‘I was in denial’
Marie Antonetta, 38, HR personnel, single and living in Dubai, suffering from type 2 diabetes for three years
I discovered that I had diabetes around three years ago when I went to a doctor because I always felt tired. I was in a state of denial – couldn’t believe I had diabetes. The idea of taking insulin injections every day, becoming dependent on medicine for my existence, was truly frightening. I just didn’t want to think of that possibility.
So I kept telling myself that I just had high sugar, which I could control. If I accepted my condition I had to take steps to make it better – I had to stop eating my beloved chocolates. That, I think, is the principal block towards accepting diabetes that most patients face. You try to put it off until it is no longer possible. It’s only recently that I started accepting I am diabetic and need to take care of myself.

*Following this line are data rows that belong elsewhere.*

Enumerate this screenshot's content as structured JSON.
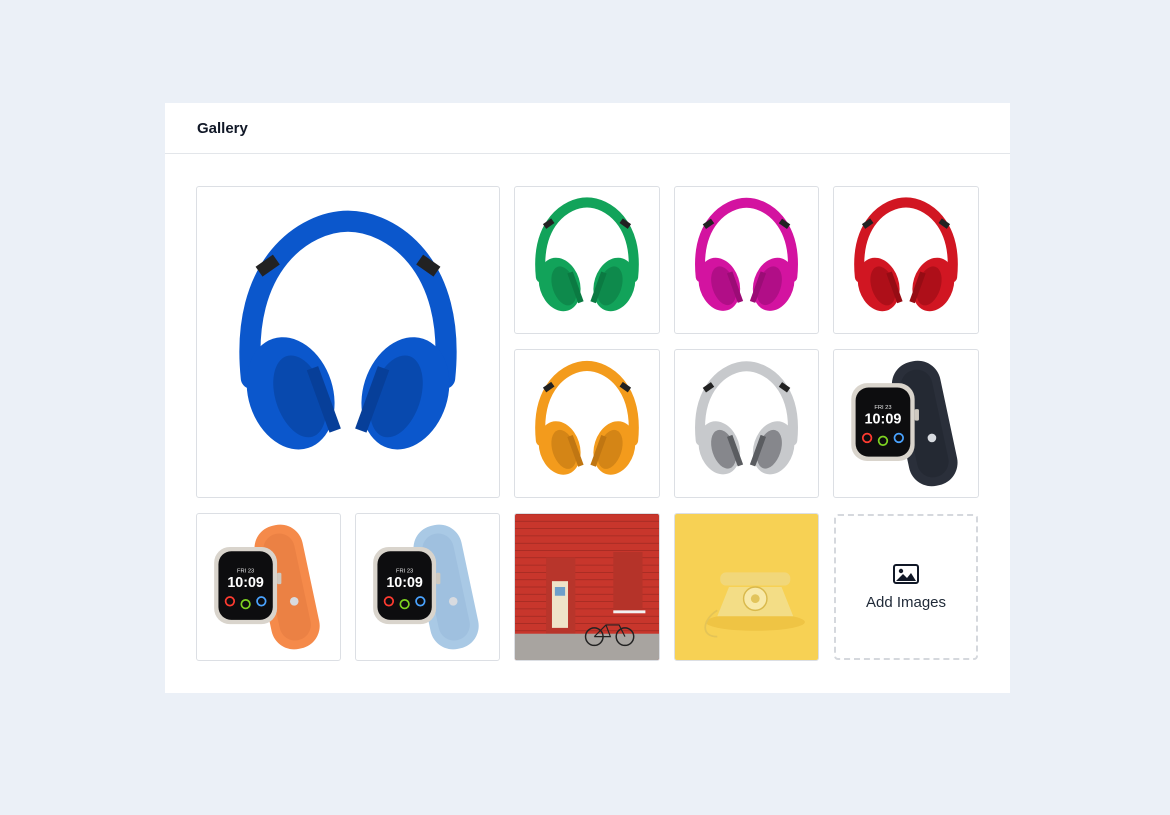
{
  "gallery": {
    "title": "Gallery",
    "add_label": "Add Images",
    "items": [
      {
        "kind": "headphones",
        "color": "#0b57cc",
        "shade": "#073f99"
      },
      {
        "kind": "headphones",
        "color": "#12a35a",
        "shade": "#0b7a42"
      },
      {
        "kind": "headphones",
        "color": "#d313a0",
        "shade": "#9b0c76"
      },
      {
        "kind": "headphones",
        "color": "#d11622",
        "shade": "#960c14"
      },
      {
        "kind": "headphones",
        "color": "#f39b1c",
        "shade": "#c07612"
      },
      {
        "kind": "headphones",
        "color": "#c7c9cc",
        "shade": "#5a5c60"
      },
      {
        "kind": "watch",
        "color": "#2a2f3a",
        "shade": "#1b1f27"
      },
      {
        "kind": "watch",
        "color": "#f58a4a",
        "shade": "#d9713a"
      },
      {
        "kind": "watch",
        "color": "#a9c9e5",
        "shade": "#8bb0d3"
      },
      {
        "kind": "red-wall-photo",
        "color": "#c8362c",
        "shade": "#9f2a22"
      },
      {
        "kind": "yellow-phone-photo",
        "color": "#f7d154",
        "shade": "#e9bb3a"
      }
    ],
    "watch_face": {
      "time": "10:09",
      "label": "FRI 23"
    }
  }
}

It really struck home when I had a biopsy for a tumour on my chin. I got my wake-up call when I had to go for surgery and the doctors told me they couldn’t operate because of my high blood sugar levels. So, I had to maintain a certain level.
Under the supervision of my doctor, I ate smaller portions for a week and drank a lot of water and also tried to maintain a healthy lifestyle. The axe came down first on sweets, then coffee, and finally rice, which used to be my staple diet. Now, my body’s accepted the changes and it’s responding – my blood sugar level is normal.
And I achieved my objective. Just two days ago I had the surgery done, and everything turned out fine. The tumour was benign. I have finally accepted I am diabetic.
This condition means that I must be vigilant all the time. This goes against my usual nature, as I tend to be a happy-go-lucky person.
The problem with being diabetic is that there are no off days, you have to be on top of it twentyfour seven. You work out a diet for yourself, work out a certain lifestyle for yourself, and you just have to stick to it, day in and day out. There’s no holiday from it.
Sometimes that itself is enough to tire you out. I am alone in Dubai; my family is back in the Philippines. So I don’t have anybody to look out for me, to pull me up if I falter, to advise me, to perk me up when I am feeling down.
So, I’ve worked out a little something for myself. Once in a while I’ll have a cheat day when I will eat a cup of ice cream or candy or something else that I crave. I won’t go beyond that. I don’t want to take insulin injections to control the diabetes; I manage with my pills, so I have to be strict about my diet. It’s difficult to give up sugar and carbohydrates completely. I take it step by step.
After I discovered I had diabetes, I was afraid of visiting the doctor, afraid of getting more bad news. Now that I’ve accepted my condition, I’m no longer afraid. My goal is never to inject myself with insulin. I am trying to ensure that I never get to that stage.
My doctor has advised me to exercise regularly. I am trying to take the stairs whenever I can – that’s the extent to which I have progressed. I’ve been at it for the past three months. Now, after my operation, I will take up some exercise, too.
The real motivation for me is to see that my diabetes condition does not deteriorate to the extent that would necessitate the amputation of a body part. That’s partly what got me going on my diet.
Having faith in oneself and loving and respecting oneself is also important. I have learnt this the hard way.